One argument for this would be that at any given time you might remember something that you had completely forgotten about up to this point. You have gone years without remembering a person's name, and one day out of nowhere *pop* it’s there again. Scientific evidence for this phenomenon is limited at this point, yet if it holds true, it might even be possible to restore memories after they have been previously “lost.” This would have amazing implications for the treatment of neurodegenerative diseases.
With all this explained, what happens to our memory during cryopreservation?
A goal of cryonics is to preserve the brain as intact as possible until future revival. This, of course, includes all the areas of the brain responsible for storing memories.

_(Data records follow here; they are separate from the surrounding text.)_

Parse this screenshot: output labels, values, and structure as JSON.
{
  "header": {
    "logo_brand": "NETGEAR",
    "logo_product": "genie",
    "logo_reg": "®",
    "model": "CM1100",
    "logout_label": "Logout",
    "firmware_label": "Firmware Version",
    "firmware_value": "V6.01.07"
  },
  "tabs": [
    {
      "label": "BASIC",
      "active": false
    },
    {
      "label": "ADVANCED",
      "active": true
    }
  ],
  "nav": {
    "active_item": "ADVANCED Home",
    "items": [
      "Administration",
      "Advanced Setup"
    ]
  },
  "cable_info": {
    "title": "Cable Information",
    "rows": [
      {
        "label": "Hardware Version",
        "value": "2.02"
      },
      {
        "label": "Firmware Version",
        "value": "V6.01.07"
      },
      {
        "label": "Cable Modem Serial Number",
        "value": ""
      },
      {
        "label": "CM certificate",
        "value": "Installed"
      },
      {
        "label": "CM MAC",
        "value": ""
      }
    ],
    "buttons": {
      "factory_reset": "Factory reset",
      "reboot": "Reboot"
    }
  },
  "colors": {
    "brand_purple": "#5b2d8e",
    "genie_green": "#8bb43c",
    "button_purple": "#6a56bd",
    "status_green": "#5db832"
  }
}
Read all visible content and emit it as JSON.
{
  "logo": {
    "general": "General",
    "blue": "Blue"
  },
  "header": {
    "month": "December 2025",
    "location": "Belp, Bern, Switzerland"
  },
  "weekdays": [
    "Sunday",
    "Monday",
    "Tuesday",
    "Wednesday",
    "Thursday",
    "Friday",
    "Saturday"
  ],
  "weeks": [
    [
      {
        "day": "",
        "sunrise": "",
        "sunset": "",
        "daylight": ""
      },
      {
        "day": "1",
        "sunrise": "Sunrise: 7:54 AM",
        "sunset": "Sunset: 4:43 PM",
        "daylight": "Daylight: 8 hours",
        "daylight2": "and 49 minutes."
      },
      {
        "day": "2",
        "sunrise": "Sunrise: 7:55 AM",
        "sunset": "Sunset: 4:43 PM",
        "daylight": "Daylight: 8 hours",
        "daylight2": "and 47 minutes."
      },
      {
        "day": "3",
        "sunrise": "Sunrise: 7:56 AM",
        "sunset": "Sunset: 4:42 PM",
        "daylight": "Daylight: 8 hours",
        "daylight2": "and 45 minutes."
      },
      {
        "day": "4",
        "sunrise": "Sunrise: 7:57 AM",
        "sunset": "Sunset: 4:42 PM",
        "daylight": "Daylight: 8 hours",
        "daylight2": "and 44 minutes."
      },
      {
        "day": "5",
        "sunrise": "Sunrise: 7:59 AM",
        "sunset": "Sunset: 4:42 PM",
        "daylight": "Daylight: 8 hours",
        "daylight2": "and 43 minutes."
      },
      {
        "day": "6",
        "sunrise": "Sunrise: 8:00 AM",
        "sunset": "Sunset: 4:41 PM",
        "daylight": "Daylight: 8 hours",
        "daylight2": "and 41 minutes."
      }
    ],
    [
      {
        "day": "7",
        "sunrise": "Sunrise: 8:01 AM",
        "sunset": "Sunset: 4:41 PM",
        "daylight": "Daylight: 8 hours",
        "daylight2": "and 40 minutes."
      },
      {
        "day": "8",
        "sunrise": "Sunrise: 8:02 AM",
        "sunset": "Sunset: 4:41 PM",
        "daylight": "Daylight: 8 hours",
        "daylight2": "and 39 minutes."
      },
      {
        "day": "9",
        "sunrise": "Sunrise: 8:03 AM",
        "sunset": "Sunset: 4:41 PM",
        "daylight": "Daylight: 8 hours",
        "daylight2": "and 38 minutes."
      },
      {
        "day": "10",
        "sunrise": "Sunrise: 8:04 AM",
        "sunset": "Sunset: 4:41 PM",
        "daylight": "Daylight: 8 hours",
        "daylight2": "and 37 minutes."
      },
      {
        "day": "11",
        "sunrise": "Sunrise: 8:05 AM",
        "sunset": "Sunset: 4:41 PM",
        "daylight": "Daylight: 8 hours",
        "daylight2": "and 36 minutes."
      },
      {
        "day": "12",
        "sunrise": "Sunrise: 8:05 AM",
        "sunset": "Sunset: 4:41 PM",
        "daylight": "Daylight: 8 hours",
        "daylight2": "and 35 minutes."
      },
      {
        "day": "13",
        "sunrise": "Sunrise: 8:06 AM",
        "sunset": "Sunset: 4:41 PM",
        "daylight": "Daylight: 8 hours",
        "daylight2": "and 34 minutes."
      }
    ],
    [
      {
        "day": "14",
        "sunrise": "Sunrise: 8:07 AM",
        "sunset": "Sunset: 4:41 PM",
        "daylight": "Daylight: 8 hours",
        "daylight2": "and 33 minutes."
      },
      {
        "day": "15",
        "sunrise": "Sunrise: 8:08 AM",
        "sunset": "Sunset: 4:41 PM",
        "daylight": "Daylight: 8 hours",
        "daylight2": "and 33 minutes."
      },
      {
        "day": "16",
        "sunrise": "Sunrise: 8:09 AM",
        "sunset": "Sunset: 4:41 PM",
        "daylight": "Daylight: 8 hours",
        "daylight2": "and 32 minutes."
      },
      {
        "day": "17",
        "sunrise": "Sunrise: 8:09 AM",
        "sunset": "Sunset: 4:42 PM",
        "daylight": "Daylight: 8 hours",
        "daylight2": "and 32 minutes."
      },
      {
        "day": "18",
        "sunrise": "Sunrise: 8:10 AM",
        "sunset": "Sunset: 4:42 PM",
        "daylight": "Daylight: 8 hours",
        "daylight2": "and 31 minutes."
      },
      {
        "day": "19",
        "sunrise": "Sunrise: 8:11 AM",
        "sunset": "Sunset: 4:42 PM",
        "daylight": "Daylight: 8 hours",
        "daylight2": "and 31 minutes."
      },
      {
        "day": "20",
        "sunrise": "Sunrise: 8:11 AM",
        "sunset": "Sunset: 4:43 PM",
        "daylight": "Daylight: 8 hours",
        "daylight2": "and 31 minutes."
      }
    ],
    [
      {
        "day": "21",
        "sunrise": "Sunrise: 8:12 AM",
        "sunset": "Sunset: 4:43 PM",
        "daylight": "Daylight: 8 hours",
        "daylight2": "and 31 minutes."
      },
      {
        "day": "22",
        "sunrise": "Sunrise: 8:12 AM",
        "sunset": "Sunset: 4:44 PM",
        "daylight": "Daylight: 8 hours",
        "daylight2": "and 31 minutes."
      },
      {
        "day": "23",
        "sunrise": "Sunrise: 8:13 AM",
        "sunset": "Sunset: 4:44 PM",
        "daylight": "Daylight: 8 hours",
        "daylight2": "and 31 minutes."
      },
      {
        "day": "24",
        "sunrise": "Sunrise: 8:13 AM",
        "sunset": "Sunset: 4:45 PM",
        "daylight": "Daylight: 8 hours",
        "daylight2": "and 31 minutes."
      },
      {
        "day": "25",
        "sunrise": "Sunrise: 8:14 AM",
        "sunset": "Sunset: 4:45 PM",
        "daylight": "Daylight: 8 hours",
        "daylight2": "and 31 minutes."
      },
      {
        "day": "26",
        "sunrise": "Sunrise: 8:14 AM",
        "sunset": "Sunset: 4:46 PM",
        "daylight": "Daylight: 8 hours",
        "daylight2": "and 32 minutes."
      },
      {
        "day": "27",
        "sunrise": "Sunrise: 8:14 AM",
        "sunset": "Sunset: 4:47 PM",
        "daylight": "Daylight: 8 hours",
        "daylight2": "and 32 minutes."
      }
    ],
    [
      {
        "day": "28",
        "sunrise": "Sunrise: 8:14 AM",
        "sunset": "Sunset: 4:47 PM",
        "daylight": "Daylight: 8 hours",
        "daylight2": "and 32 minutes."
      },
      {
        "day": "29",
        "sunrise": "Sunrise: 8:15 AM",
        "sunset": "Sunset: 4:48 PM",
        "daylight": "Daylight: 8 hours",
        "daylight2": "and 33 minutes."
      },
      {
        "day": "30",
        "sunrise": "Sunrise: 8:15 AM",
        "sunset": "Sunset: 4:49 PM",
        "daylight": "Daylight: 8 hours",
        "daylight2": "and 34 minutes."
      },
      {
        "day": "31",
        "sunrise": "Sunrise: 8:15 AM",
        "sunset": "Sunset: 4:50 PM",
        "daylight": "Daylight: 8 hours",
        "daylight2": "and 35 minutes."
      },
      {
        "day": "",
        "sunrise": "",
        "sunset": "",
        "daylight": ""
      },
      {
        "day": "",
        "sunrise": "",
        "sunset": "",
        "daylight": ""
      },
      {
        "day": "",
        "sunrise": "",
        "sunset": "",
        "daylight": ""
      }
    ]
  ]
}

To test this, a 2015 memory retention study on C.elegans was performed. Scientists used a method of sensory imprinting on them to test long-term memory of the smell in the worms. They cryopreserved the young creatures, which are a well known model organism for biological research. After revival, the animals’ were able to recall the induced scent memory, proving that their neuron-structure has not been modified by the process of vitrification or slow freezing.
Therefore, a high quality cryopreservation could have the capability to successfully retain memory.
A 2020 study that we analysed in a previous article tested the effects of cryopreservation on the brain of a female body donor. Results have again shown that cryopreservation had no adverse impact on hippocampal or cortical thickness, both regions important for memory storage.
Still, a temporary state called “brain fog” might be a possible side-effect. This would mean that your memories are a little hazy initially, as your brain slowly resumes all of its functions after revival. Short-term memory loss and brain fog are common side-effects for heart attack survivors. This is due to a temporary lack of oxygen in the hippocampus region which is located inside the temporal lobe where short-term memories are stored. Luckily, scientists are already working on a way to restore neurons in that area, opening up the possibility of this not being a problem in the future anymore.
In fact, with this treatment in addition to the complete biological pause biostasis enables shortly after legal death, you are likely to still be in possession of all your memories after revival.
If some memory loss still occurs, there is the possibility of future technology being able to help you recall it by stimulating specific regions of the brain and reactivating cell assemblies.
Our memories are an important part of who we are. We might not fully understand how they work yet, like many other things happening in our brain, but we do have an idea of where they are stored. This means we can assess what the corresponding regions look like after cryopreservation. Current data suggests they can be well preserved for cryonics patients.
Hopefully, this article was interesting enough to upgrade into a long-term memory for you. If it does, feel free to tell us about it after your potential revival in the future.
Are there any more questions you have? Feel free to read more about cryonics in one of our newly published ebooks by filling out the form below, or join our Discord server and talk to other community members.